What processes does the material have to go through to become the finished product?
We work with both 3D printing and industrial plastic manufacturing processes, where washed and shredded flakes of plastic waste are either converted into filaments for 3D printing or into uniquely patterned materials.
What happens to your products at the end of their life – can they get back into the circular economy?
We just launched our streaming service, a unique membership program that allows customers to exchange or return their products if their lifestyle and tastes change. We are also working on an innovative proposal for distributed closed-loop manufacturing. Stay tuned!
How did you feel when you first saw the conversion of waste material to product / prototype?
It was love at first sight – nothing else to say. We work hard every day to inspire other people to have this groundbreaking experience by bringing recycled products into their homes and offices.
How did people react to this project?
We are really excited about the overwhelmingly positive reactions from individuals, companies and the media to Supernova’s offerings and products. Despite the current difficulties in presenting them at trade fairs or in retail, we are very satisfied with the results achieved so far.
How do you think opinions on waste as a raw material are changing?
The global pandemic has accelerated the importance of raising people’s awareness of the fragility of our planet, and we have found that “sustainability” has become a major keyword in corporate press releases, media articles and social feeds. More and more brands are adding products made from recycled materials to their catalogs, and I’m sure people have started climbing the learning curve. To have a global impact, we need to make “circular” products as exciting, engaging, and rewarding for customers as “linear” ones.
What does the future hold in store for waste as a raw material?

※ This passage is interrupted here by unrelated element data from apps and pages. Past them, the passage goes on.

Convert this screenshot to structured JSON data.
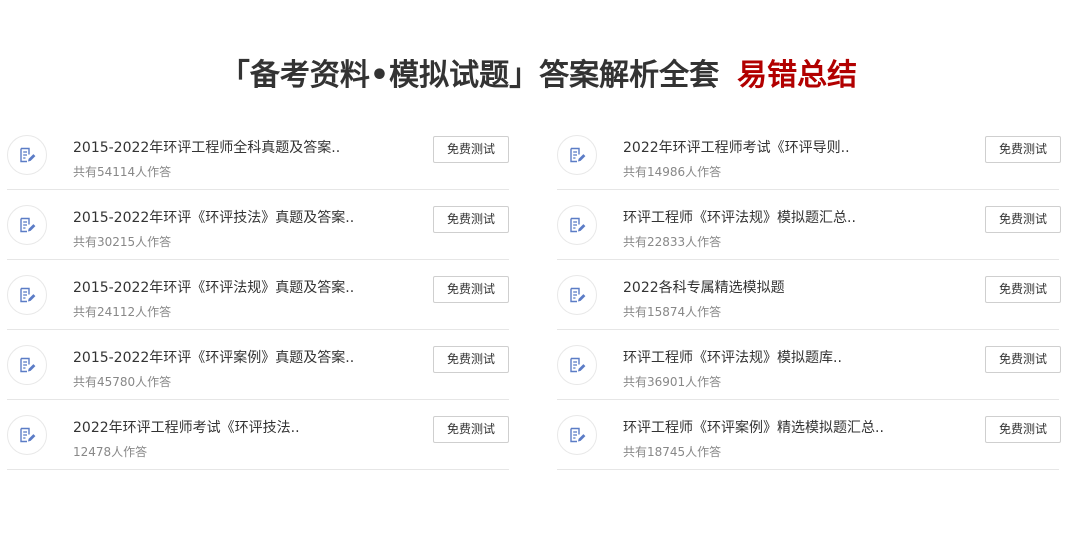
{
  "header": {
    "title_main": "「备考资料•模拟试题」答案解析全套",
    "title_accent": "易错总结"
  },
  "icons": {
    "item_icon": "doc-edit-icon",
    "icon_color": "#5b7cc6"
  },
  "left_list": [
    {
      "name": "2015-2022年环评工程师全科真题及答案..",
      "count": "共有54114人作答",
      "button": "免费测试"
    },
    {
      "name": "2015-2022年环评《环评技法》真题及答案..",
      "count": "共有30215人作答",
      "button": "免费测试"
    },
    {
      "name": "2015-2022年环评《环评法规》真题及答案..",
      "count": "共有24112人作答",
      "button": "免费测试"
    },
    {
      "name": "2015-2022年环评《环评案例》真题及答案..",
      "count": "共有45780人作答",
      "button": "免费测试"
    },
    {
      "name": "2022年环评工程师考试《环评技法..",
      "count": "12478人作答",
      "button": "免费测试"
    }
  ],
  "right_list": [
    {
      "name": "2022年环评工程师考试《环评导则..",
      "count": "共有14986人作答",
      "button": "免费测试"
    },
    {
      "name": "环评工程师《环评法规》模拟题汇总..",
      "count": "共有22833人作答",
      "button": "免费测试"
    },
    {
      "name": "2022各科专属精选模拟题",
      "count": "共有15874人作答",
      "button": "免费测试"
    },
    {
      "name": "环评工程师《环评法规》模拟题库..",
      "count": "共有36901人作答",
      "button": "免费测试"
    },
    {
      "name": "环评工程师《环评案例》精选模拟题汇总..",
      "count": "共有18745人作答",
      "button": "免费测试"
    }
  ]
}
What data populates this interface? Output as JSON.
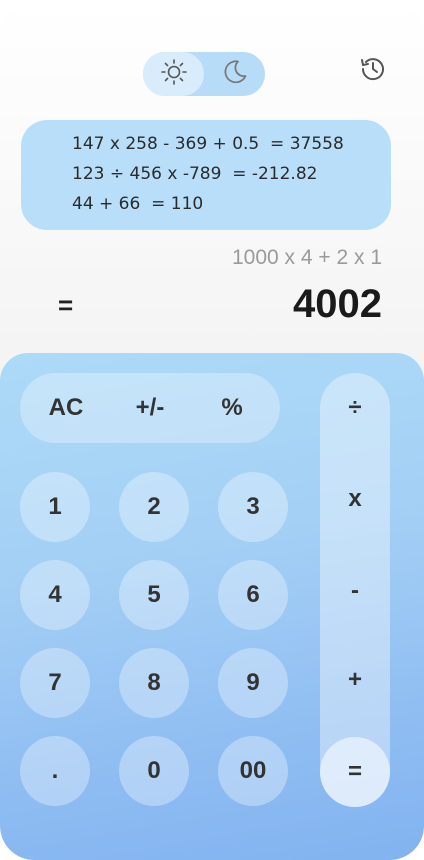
{
  "theme_toggle": {
    "light_icon": "sun-icon",
    "dark_icon": "moon-icon",
    "active": "light"
  },
  "history_icon": "history-clock-icon",
  "history": [
    "147 x 258 - 369 + 0.5  = 37558",
    "123 ÷ 456 x -789  = -212.82",
    "44 + 66  = 110"
  ],
  "display": {
    "expression": "1000 x 4 + 2 x 1",
    "equals_sign": "=",
    "result": "4002"
  },
  "keys": {
    "function": [
      "AC",
      "+/-",
      "%"
    ],
    "digits": [
      "1",
      "2",
      "3",
      "4",
      "5",
      "6",
      "7",
      "8",
      "9",
      ".",
      "0",
      "00"
    ],
    "operators": [
      "÷",
      "x",
      "-",
      "+",
      "="
    ]
  },
  "colors": {
    "accent_light": "#b8defa",
    "keypad_top": "#aedaf8",
    "keypad_bottom": "#82b3f0"
  }
}
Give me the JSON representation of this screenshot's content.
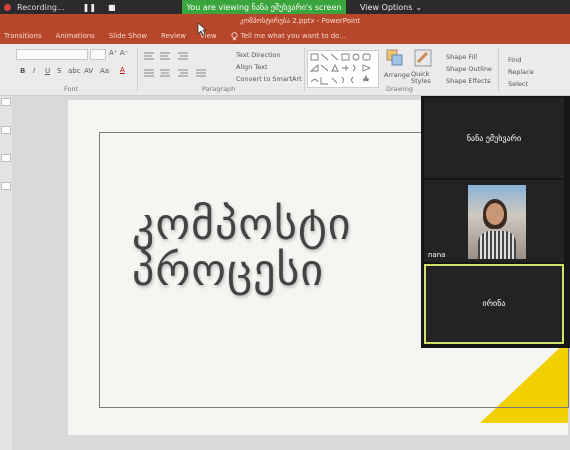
{
  "zoom": {
    "recording_label": "Recording...",
    "pause_glyph": "❚❚",
    "stop_glyph": "■",
    "banner_text": "You are viewing ნანა ემუხვარი's screen",
    "view_options_label": "View Options",
    "view_options_chevron": "⌄"
  },
  "powerpoint": {
    "document_title": "კომპოსტირება 2.pptx - PowerPoint",
    "tabs": [
      "Transitions",
      "Animations",
      "Slide Show",
      "Review",
      "View"
    ],
    "tell_me_placeholder": "Tell me what you want to do...",
    "ribbon": {
      "font_size": "A⁺ A⁻",
      "bold": "B",
      "italic": "I",
      "underline": "U",
      "strike": "S",
      "shadow": "abc",
      "spacing": "AV",
      "case": "Aa",
      "font_color": "A",
      "text_direction": "Text Direction",
      "align_text": "Align Text",
      "convert_smartart": "Convert to SmartArt",
      "arrange": "Arrange",
      "quick_styles": "Quick Styles",
      "shape_fill": "Shape Fill",
      "shape_outline": "Shape Outline",
      "shape_effects": "Shape Effects",
      "find": "Find",
      "replace": "Replace",
      "select": "Select",
      "group_font": "Font",
      "group_paragraph": "Paragraph",
      "group_drawing": "Drawing"
    },
    "slide": {
      "title_line1": "კომპოსტი",
      "title_line2": "პროცესი",
      "accent_color": "#f2d000"
    }
  },
  "gallery": {
    "participants": [
      {
        "name": "ნანა ემუხვარი"
      },
      {
        "name": "nana"
      },
      {
        "name": "ირინა"
      }
    ]
  }
}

Waste is becoming the new “raw material”. That is, when companies opt for a “closed loop” approach, in which products are collected back by the parent company at the end of their life cycle and converted into new products – over and over again.